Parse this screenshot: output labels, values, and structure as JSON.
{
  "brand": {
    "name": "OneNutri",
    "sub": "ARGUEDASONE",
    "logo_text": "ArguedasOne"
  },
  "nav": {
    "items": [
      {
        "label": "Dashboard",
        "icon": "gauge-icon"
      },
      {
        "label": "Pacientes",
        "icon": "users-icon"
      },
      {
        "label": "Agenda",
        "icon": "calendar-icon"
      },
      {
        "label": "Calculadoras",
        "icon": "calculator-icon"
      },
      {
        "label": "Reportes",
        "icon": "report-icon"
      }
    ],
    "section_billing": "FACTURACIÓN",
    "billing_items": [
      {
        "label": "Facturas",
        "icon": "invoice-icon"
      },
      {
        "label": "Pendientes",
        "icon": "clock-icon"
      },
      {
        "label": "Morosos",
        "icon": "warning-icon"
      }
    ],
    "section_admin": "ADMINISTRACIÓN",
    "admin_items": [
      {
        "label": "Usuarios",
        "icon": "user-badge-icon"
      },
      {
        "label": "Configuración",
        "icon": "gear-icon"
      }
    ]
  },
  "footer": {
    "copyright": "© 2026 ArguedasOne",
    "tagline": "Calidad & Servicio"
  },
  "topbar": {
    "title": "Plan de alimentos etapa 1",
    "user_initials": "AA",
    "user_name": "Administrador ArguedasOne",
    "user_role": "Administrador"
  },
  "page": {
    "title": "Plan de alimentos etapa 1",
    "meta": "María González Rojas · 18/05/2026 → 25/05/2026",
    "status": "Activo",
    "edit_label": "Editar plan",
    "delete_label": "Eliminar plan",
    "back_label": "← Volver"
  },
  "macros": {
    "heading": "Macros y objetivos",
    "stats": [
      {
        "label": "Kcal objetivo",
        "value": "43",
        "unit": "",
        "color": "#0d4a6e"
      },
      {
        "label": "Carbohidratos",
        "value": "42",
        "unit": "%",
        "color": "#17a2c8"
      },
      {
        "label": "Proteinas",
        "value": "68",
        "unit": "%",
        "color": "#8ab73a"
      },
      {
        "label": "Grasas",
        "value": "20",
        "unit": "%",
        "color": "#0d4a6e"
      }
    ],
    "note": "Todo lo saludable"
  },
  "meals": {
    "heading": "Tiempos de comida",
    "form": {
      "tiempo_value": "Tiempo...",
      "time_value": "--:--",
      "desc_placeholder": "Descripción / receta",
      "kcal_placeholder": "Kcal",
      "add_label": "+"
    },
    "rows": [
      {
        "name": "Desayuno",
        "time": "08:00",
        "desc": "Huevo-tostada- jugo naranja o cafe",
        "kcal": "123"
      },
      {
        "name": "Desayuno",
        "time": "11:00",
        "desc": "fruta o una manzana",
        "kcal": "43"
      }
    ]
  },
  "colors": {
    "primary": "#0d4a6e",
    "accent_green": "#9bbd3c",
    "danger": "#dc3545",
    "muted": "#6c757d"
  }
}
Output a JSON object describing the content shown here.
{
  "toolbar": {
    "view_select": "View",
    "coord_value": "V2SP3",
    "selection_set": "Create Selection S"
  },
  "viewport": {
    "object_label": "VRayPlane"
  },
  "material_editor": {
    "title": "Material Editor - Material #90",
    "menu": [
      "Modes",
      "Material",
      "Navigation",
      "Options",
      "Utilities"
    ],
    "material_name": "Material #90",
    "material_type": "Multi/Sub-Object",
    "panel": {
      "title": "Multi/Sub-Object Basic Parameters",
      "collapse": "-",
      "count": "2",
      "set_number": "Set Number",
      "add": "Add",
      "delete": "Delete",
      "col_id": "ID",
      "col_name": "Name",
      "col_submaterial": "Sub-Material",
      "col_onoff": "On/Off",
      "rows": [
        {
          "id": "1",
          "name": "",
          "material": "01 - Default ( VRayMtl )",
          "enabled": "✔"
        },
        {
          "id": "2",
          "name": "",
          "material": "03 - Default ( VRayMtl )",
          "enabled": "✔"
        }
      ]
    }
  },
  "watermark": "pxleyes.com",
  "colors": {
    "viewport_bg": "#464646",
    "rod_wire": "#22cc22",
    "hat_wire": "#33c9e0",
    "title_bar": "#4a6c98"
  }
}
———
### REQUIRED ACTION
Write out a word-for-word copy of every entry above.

### WORKED SOLUTION
Parse this screenshot: output labels, values, and structure as JSON.
{
  "brand": {
    "name": "OneNutri",
    "sub": "ARGUEDASONE",
    "logo_text": "ArguedasOne"
  },
  "nav": {
    "items": [
      {
        "label": "Dashboard",
        "icon": "gauge-icon"
      },
      {
        "label": "Pacientes",
        "icon": "users-icon"
      },
      {
        "label": "Agenda",
        "icon": "calendar-icon"
      },
      {
        "label": "Calculadoras",
        "icon": "calculator-icon"
      },
      {
        "label": "Reportes",
        "icon": "report-icon"
      }
    ],
    "section_billing": "FACTURACIÓN",
    "billing_items": [
      {
        "label": "Facturas",
        "icon": "invoice-icon"
      },
      {
        "label": "Pendientes",
        "icon": "clock-icon"
      },
      {
        "label": "Morosos",
        "icon": "warning-icon"
      }
    ],
    "section_admin": "ADMINISTRACIÓN",
    "admin_items": [
      {
        "label": "Usuarios",
        "icon": "user-badge-icon"
      },
      {
        "label": "Configuración",
        "icon": "gear-icon"
      }
    ]
  },
  "footer": {
    "copyright": "© 2026 ArguedasOne",
    "tagline": "Calidad & Servicio"
  },
  "topbar": {
    "title": "Plan de alimentos etapa 1",
    "user_initials": "AA",
    "user_name": "Administrador ArguedasOne",
    "user_role": "Administrador"
  },
  "page": {
    "title": "Plan de alimentos etapa 1",
    "meta": "María González Rojas · 18/05/2026 → 25/05/2026",
    "status": "Activo",
    "edit_label": "Editar plan",
    "delete_label": "Eliminar plan",
    "back_label": "← Volver"
  },
  "macros": {
    "heading": "Macros y objetivos",
    "stats": [
      {
        "label": "Kcal objetivo",
        "value": "43",
        "unit": "",
        "color": "#0d4a6e"
      },
      {
        "label": "Carbohidratos",
        "value": "42",
        "unit": "%",
        "color": "#17a2c8"
      },
      {
        "label": "Proteinas",
        "value": "68",
        "unit": "%",
        "color": "#8ab73a"
      },
      {
        "label": "Grasas",
        "value": "20",
        "unit": "%",
        "color": "#0d4a6e"
      }
    ],
    "note": "Todo lo saludable"
  },
  "meals": {
    "heading": "Tiempos de comida",
    "form": {
      "tiempo_value": "Tiempo...",
      "time_value": "--:--",
      "desc_placeholder": "Descripción / receta",
      "kcal_placeholder": "Kcal",
      "add_label": "+"
    },
    "rows": [
      {
        "name": "Desayuno",
        "time": "08:00",
        "desc": "Huevo-tostada- jugo naranja o cafe",
        "kcal": "123"
      },
      {
        "name": "Desayuno",
        "time": "11:00",
        "desc": "fruta o una manzana",
        "kcal": "43"
      }
    ]
  },
  "colors": {
    "primary": "#0d4a6e",
    "accent_green": "#9bbd3c",
    "danger": "#dc3545",
    "muted": "#6c757d"
  }
}
Output a JSON object describing the content shown here.
{
  "toolbar": {
    "view_select": "View",
    "coord_value": "V2SP3",
    "selection_set": "Create Selection S"
  },
  "viewport": {
    "object_label": "VRayPlane"
  },
  "material_editor": {
    "title": "Material Editor - Material #90",
    "menu": [
      "Modes",
      "Material",
      "Navigation",
      "Options",
      "Utilities"
    ],
    "material_name": "Material #90",
    "material_type": "Multi/Sub-Object",
    "panel": {
      "title": "Multi/Sub-Object Basic Parameters",
      "collapse": "-",
      "count": "2",
      "set_number": "Set Number",
      "add": "Add",
      "delete": "Delete",
      "col_id": "ID",
      "col_name": "Name",
      "col_submaterial": "Sub-Material",
      "col_onoff": "On/Off",
      "rows": [
        {
          "id": "1",
          "name": "",
          "material": "01 - Default ( VRayMtl )",
          "enabled": "✔"
        },
        {
          "id": "2",
          "name": "",
          "material": "03 - Default ( VRayMtl )",
          "enabled": "✔"
        }
      ]
    }
  },
  "watermark": "pxleyes.com",
  "colors": {
    "viewport_bg": "#464646",
    "rod_wire": "#22cc22",
    "hat_wire": "#33c9e0",
    "title_bar": "#4a6c98"
  }
}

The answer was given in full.